(b) The repulsive pressure generated by the electrical double layer repulsion is given by
where c is the bulk electrolyte concentration, Φ is the electrical potential at the surface of each face of the film, and 1/κ is the Debye length. Calculate the attractive pressure when Φ = 60 mV, taking T = 300 K , κ = 1 nm (Debye length for a 0.1 mol dm-3 solution), and e = 1.6 x 10-19 and show that it approximately balances the repulsion at this distance.
10. The CMC and micellar aggregation number of sodium dodecyl sulphate (SDS) varies with added NaCl as shown in the table below.
|M (no: of molecules)||58||71||93||123|
(a) Taking the volume of the hydrocarbon chain of a single SDS molecule to be 0.325 nm3, calculate, for the concentration of 0.10 mol dm−3, (i) the volume of the hydrocarbon core, (ii) the effective radius of the hydrocarbon core, assuming spherical geometry, and (iii) the cross-sectional area per chain at the aggregate surface, assuming that it is located 0.3 nm outside the hydrocarbon core.

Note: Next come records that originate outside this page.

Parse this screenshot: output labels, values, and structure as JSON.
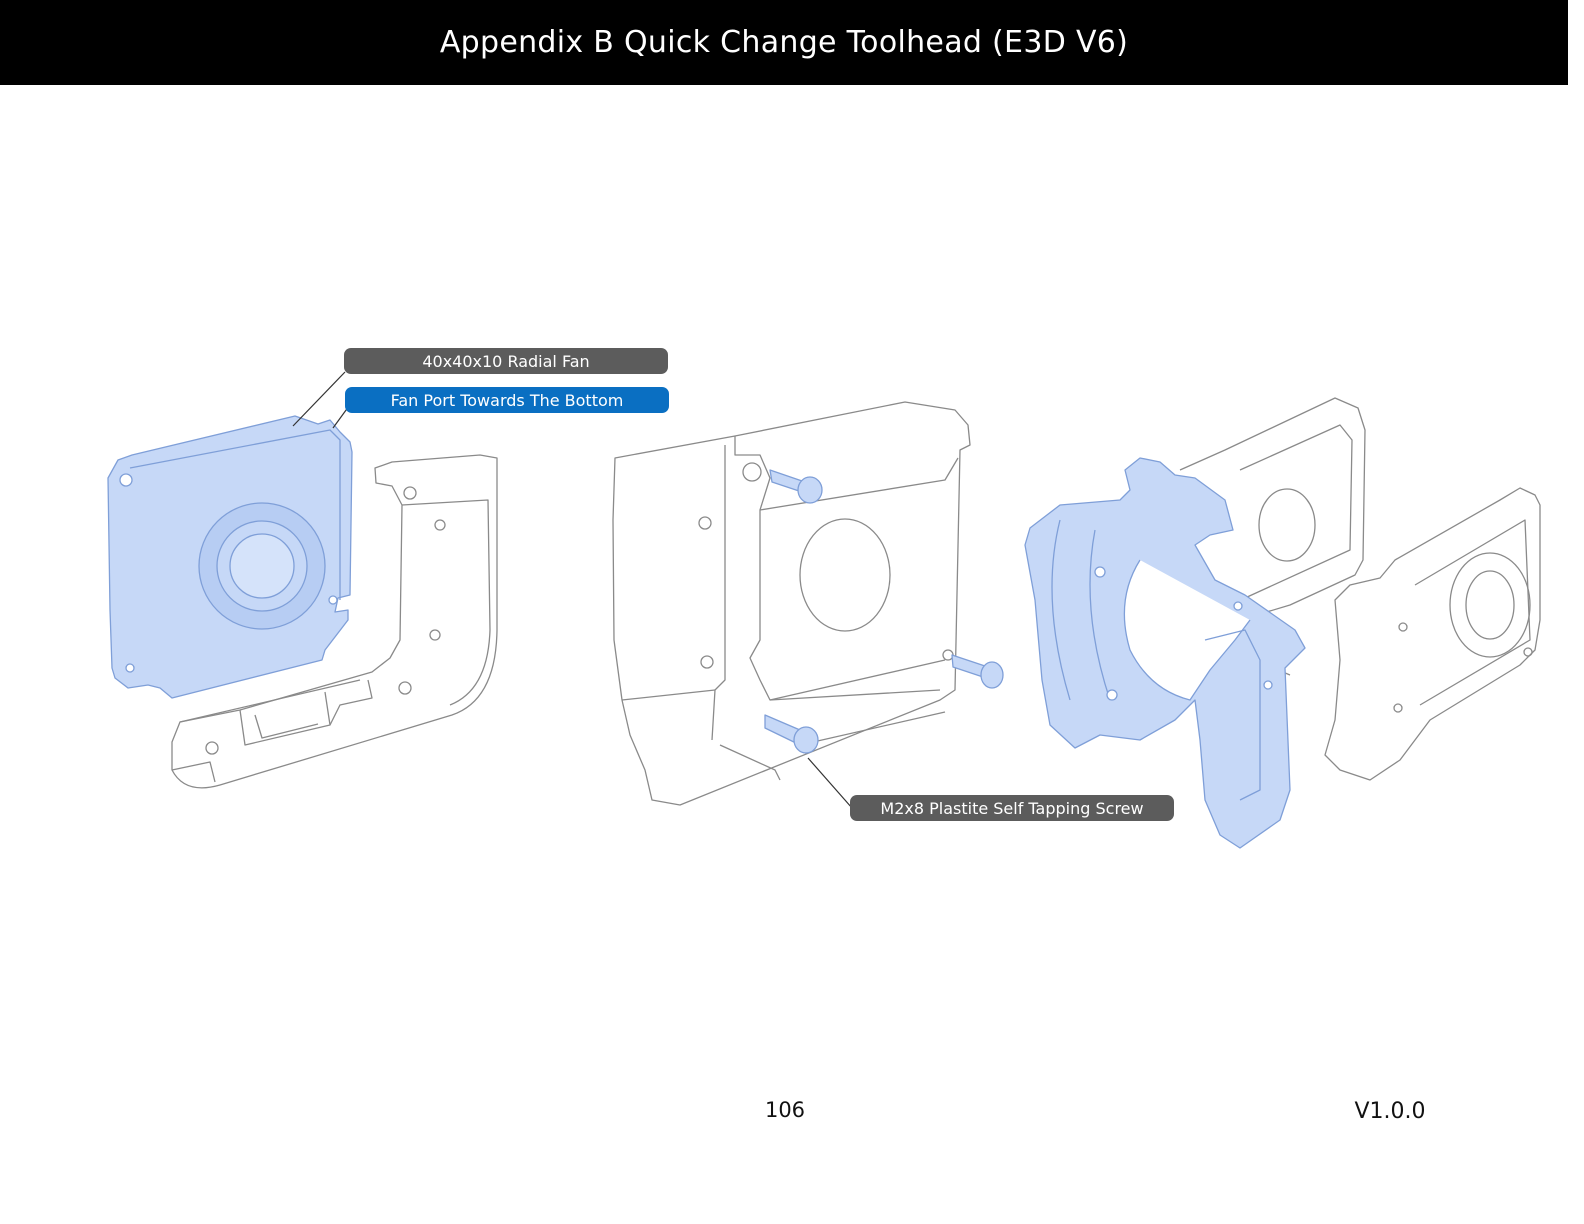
{
  "header": {
    "title": "Appendix B Quick Change Toolhead (E3D V6)"
  },
  "callouts": {
    "radial_fan": "40x40x10 Radial Fan",
    "fan_port": "Fan Port Towards The Bottom",
    "screw": "M2x8 Plastite Self Tapping Screw"
  },
  "footer": {
    "page_number": "106",
    "version": "V1.0.0"
  },
  "colors": {
    "header_bg": "#000000",
    "highlight_fill": "#c6d8f7",
    "highlight_stroke": "#7f9fd8",
    "callout_gray": "#5c5c5c",
    "callout_blue": "#0a6fc2",
    "line_art": "#8a8a8a"
  }
}
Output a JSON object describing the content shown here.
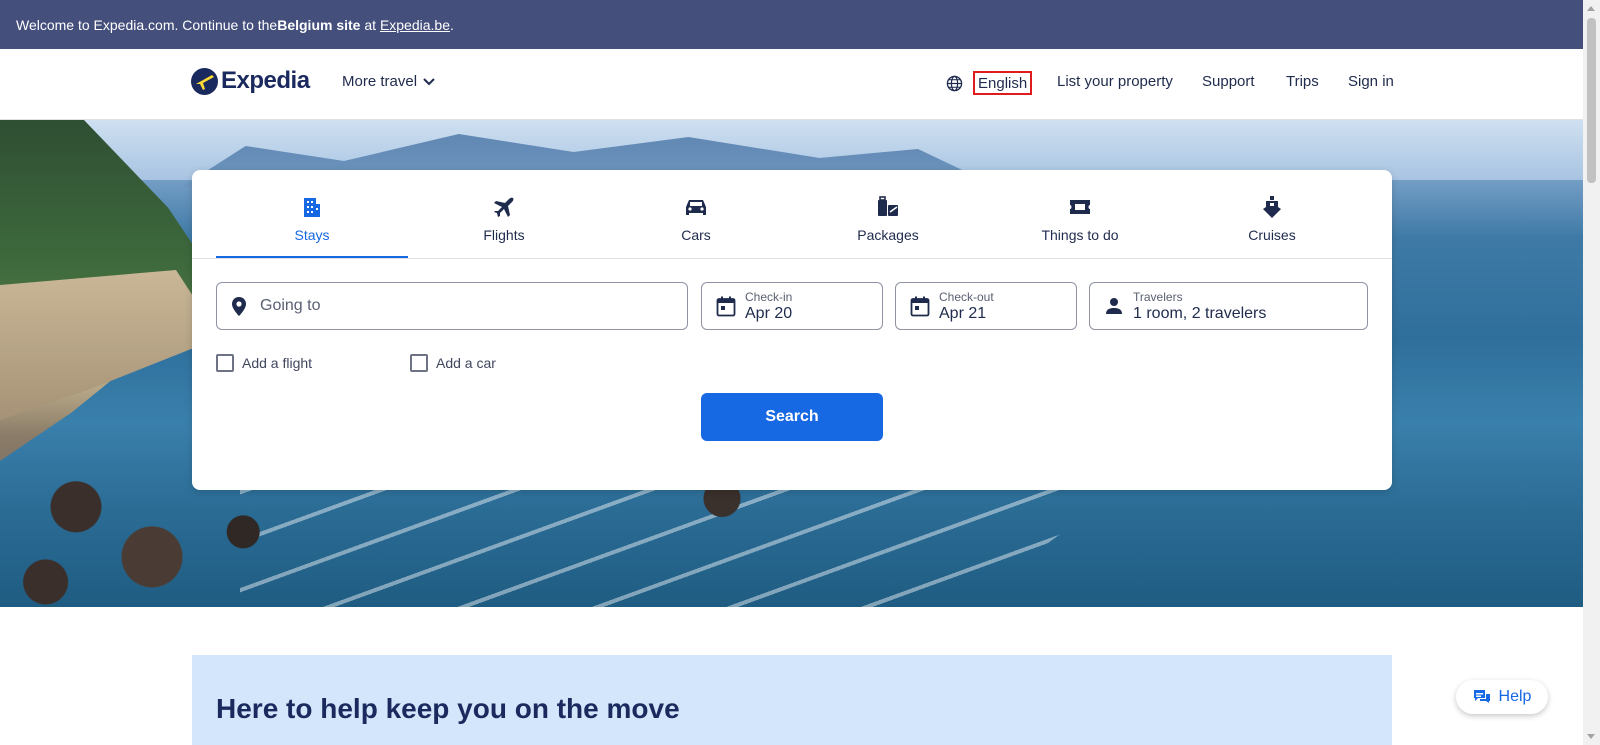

(b) What is the main physical origin of the factor causing the changes in the CMC and in (iii) above?
11. State the relation between the concentration, c, of a non-ionic surfactant in solution in water and the surface tension, γ, of the solution (Gibbs equation).
The variation of surface tension with concentration, dγ/dc, of a number of non-ionic surfactants of general formula C 12 H25 (OC 2 H4 ) m OH (designated C 12 E m ) at their critical micelle concentrations, CMC, and at 298 K is given in the table below.
|Compound||(dγ/dc)/N m-1 mol -1 dm3||CMC x 105/mol dm-3|
Use the Gibbs equation to calculate the surface excess of each surfactant at its CMC and hence determine the area occupied by each molecule at the CMC. Comment on the values you obtain.
Given that the volume of a C12H25 chain is 0.325 nm3 and, taking the value of the area per molecule to be the same as the head group area in a micelle, estimate the radius and aggregation number of micelles of C12E8 and C12E12 in aqueous solution (assume that they are spherical).
Given that the maximum extension of a C12H25 chain is 1.65 nm, how would you expect the aggregation of C12E5 and C12E4 in aqueous solution to differ from that of C12E8 and C12E12?
12. At 300 K measurements of the surface tension of solutions of the surfactant C12H25(OC2H4)2OH in water as a function of its concentration are given below. At concentrations higher than 5.6 x 10−5 mol dm−3 the surface tension remains approximately constant at 29.5 mN m−1.
|106 x c/mol dm−3||1.80||3.20||5.60||10.0||18.0||32.0||56.0||100.0|
(a) Plot a graph of γ against lnc. Account qualitatively for the shape of this graph and estimate the critical micelle concentration (CMC).
(b) The variation of the surface tension below the CMC is well accounted for by the equation
dγ/dlnc = − 13720c/(1 + 106c)
where the units of γ and c are N m-−1 and M respectively.
Use the Gibbs equation to calculate the surface excess (Γ) of the surfactant at a concentration of 3.0x10-5 M.
(c) A molecule in a saturated monolayer of the closely related surfactant C12H25(OC 2H4) 6 OH occupies 0.52 nm2 . Comment on the reasons for the difference in this value for the two molecules.